BEGIN Data extracts

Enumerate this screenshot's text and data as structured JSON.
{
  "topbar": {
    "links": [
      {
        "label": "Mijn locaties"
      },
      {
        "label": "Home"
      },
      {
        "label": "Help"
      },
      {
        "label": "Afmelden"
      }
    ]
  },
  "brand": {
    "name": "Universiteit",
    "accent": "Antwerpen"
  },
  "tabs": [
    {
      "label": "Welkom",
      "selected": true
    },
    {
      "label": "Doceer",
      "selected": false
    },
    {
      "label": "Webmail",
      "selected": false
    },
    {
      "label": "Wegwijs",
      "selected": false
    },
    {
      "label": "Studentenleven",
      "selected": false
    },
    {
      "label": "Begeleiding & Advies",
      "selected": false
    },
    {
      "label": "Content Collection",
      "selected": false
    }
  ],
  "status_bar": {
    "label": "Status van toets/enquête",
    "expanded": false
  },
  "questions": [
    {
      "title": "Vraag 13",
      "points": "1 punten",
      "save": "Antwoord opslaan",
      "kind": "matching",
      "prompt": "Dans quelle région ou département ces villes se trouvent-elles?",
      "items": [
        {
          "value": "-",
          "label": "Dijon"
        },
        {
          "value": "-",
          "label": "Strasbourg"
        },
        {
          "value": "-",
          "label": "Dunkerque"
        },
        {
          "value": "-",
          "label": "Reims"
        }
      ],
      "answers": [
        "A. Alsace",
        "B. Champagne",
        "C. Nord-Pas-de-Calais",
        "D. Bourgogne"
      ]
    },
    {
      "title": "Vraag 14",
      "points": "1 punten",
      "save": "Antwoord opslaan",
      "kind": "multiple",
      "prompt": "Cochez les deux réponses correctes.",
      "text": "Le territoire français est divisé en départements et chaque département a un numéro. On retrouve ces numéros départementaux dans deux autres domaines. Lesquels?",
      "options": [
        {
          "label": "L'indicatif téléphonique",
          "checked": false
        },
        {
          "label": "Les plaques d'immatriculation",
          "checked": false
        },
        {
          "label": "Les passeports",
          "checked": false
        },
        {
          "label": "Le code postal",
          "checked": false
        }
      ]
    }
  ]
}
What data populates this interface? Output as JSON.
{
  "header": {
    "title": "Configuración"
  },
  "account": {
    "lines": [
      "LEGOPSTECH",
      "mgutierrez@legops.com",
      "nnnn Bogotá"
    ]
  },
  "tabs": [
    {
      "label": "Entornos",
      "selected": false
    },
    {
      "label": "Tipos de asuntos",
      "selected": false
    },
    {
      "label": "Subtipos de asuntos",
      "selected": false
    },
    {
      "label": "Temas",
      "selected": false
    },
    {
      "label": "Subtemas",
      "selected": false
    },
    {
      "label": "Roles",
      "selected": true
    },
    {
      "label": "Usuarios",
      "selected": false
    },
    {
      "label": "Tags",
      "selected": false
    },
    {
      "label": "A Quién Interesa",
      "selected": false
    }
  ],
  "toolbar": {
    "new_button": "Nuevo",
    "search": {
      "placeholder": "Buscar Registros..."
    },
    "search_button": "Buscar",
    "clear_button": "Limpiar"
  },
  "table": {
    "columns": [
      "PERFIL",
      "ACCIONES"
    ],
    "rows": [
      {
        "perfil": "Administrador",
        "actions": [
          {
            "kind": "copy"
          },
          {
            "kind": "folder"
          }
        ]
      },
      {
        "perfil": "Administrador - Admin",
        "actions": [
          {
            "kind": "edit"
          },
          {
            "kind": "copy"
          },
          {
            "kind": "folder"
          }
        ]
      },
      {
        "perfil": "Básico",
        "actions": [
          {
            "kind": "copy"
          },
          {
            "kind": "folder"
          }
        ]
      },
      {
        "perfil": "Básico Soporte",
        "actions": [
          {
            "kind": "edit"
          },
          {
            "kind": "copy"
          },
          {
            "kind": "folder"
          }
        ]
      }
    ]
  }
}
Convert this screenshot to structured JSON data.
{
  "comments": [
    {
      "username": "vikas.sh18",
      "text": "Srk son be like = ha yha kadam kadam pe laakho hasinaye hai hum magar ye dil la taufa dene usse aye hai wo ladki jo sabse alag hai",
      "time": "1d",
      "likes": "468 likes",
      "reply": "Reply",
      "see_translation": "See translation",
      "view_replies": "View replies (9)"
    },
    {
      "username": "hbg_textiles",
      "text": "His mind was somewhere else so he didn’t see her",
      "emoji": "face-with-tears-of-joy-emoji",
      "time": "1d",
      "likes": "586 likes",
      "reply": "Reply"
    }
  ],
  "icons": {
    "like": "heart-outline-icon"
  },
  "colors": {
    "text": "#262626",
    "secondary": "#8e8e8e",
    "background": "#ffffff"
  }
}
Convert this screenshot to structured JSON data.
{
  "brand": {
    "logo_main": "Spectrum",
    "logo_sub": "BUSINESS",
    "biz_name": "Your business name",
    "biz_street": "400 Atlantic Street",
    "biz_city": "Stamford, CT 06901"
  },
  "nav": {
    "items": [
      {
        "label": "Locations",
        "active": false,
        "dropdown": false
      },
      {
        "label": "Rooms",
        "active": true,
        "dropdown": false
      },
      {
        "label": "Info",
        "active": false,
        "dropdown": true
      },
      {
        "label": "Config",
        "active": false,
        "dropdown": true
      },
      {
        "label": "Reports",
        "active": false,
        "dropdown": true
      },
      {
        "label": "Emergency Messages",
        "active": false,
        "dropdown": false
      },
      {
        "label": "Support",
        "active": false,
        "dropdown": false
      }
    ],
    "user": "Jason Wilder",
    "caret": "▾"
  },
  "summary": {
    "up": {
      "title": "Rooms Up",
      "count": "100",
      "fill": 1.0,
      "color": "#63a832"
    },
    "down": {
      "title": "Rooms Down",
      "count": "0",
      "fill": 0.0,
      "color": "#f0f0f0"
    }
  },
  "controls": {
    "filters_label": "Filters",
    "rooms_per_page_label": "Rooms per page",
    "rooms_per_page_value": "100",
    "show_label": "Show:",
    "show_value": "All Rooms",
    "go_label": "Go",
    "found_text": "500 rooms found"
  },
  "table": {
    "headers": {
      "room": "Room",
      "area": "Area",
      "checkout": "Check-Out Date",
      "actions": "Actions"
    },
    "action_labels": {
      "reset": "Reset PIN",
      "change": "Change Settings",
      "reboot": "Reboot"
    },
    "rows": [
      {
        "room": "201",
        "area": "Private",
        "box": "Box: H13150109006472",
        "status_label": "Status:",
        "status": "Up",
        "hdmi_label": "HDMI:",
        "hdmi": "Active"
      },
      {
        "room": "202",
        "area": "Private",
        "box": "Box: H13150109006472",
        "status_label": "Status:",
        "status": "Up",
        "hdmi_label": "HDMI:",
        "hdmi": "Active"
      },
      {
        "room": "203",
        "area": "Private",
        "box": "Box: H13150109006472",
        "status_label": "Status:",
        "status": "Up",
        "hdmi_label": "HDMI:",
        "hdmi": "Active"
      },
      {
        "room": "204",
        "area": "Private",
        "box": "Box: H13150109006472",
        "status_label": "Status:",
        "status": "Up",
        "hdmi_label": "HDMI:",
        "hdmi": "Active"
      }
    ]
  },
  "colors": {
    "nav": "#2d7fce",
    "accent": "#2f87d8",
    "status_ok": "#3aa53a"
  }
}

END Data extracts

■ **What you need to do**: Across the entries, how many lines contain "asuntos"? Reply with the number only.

■ **Written answer**: 2